*** Opening Provided data ***

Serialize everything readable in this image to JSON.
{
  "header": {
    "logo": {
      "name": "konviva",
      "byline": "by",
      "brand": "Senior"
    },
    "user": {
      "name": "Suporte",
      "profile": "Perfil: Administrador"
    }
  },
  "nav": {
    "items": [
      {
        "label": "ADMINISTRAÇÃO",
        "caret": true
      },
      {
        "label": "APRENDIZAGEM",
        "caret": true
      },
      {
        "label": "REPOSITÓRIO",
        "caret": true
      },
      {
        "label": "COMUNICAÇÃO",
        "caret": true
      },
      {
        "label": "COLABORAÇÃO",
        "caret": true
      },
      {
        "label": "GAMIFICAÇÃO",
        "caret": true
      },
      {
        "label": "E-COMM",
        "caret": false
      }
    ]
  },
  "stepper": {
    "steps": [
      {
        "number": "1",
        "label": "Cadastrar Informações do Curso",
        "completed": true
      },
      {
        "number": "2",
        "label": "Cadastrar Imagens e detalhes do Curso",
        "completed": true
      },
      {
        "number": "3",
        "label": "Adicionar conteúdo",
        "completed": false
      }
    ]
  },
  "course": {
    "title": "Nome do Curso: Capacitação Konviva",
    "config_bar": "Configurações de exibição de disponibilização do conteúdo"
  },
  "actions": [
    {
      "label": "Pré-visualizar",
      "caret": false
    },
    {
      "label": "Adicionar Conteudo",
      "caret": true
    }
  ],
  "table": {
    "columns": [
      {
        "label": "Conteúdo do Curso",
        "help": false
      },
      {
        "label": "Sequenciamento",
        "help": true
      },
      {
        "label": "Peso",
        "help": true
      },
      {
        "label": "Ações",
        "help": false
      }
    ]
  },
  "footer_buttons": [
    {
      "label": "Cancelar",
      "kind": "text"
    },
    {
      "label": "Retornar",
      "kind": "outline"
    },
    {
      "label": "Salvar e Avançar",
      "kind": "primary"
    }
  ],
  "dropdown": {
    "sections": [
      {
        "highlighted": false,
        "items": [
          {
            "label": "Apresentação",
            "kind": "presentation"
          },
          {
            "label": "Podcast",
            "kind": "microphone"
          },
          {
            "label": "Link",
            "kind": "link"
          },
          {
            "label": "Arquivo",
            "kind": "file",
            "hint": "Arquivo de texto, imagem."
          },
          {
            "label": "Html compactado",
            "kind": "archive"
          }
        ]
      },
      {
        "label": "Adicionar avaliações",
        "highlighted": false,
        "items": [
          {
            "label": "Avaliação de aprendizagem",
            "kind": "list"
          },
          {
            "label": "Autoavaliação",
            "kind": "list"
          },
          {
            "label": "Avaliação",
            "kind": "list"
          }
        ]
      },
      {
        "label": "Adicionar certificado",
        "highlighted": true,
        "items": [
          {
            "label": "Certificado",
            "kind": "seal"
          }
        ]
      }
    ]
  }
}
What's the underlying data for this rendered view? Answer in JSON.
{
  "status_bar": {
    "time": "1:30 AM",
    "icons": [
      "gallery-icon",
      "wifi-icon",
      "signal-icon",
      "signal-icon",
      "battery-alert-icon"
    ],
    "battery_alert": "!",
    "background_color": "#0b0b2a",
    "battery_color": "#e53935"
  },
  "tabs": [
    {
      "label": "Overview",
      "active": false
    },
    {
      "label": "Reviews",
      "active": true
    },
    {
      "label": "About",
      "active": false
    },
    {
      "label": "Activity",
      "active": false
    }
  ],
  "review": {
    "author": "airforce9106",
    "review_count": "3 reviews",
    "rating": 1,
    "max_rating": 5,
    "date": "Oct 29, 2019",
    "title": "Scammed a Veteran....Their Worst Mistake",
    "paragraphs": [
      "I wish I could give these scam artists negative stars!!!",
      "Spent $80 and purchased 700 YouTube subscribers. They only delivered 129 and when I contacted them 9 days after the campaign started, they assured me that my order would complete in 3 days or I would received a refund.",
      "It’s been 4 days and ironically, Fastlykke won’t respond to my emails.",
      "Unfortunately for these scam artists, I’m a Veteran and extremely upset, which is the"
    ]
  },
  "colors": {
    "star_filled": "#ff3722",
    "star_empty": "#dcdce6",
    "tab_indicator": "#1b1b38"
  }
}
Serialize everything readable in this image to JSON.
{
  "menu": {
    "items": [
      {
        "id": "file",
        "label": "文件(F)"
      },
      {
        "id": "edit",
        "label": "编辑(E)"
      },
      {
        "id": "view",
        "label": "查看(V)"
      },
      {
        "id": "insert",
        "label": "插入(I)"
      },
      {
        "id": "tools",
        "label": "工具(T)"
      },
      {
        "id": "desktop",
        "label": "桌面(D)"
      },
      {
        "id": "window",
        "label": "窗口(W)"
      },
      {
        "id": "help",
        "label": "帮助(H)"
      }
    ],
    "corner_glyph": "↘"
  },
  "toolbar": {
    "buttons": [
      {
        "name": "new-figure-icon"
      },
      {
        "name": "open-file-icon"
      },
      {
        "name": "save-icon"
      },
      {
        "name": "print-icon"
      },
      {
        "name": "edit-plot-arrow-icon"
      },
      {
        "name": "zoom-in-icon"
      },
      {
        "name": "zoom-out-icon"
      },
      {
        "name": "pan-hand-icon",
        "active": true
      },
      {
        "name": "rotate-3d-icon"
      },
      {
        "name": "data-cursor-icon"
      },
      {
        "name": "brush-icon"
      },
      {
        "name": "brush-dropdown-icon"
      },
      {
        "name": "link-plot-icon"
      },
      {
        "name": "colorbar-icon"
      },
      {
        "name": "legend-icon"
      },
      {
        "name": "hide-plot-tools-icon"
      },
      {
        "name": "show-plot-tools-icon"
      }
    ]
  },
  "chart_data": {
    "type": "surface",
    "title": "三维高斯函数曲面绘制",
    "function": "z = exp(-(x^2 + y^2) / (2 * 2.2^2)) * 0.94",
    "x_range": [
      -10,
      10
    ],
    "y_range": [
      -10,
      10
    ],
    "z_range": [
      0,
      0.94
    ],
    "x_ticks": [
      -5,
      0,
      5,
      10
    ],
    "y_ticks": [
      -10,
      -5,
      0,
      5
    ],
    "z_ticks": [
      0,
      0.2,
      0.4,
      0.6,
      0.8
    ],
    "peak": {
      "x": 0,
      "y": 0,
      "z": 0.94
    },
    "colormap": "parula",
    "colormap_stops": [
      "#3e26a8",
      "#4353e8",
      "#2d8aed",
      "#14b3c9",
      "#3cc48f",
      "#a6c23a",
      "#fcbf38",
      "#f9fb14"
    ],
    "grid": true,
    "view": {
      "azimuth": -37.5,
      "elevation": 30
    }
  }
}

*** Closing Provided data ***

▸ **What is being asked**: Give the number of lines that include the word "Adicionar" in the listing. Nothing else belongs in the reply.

▸ **Result**: 4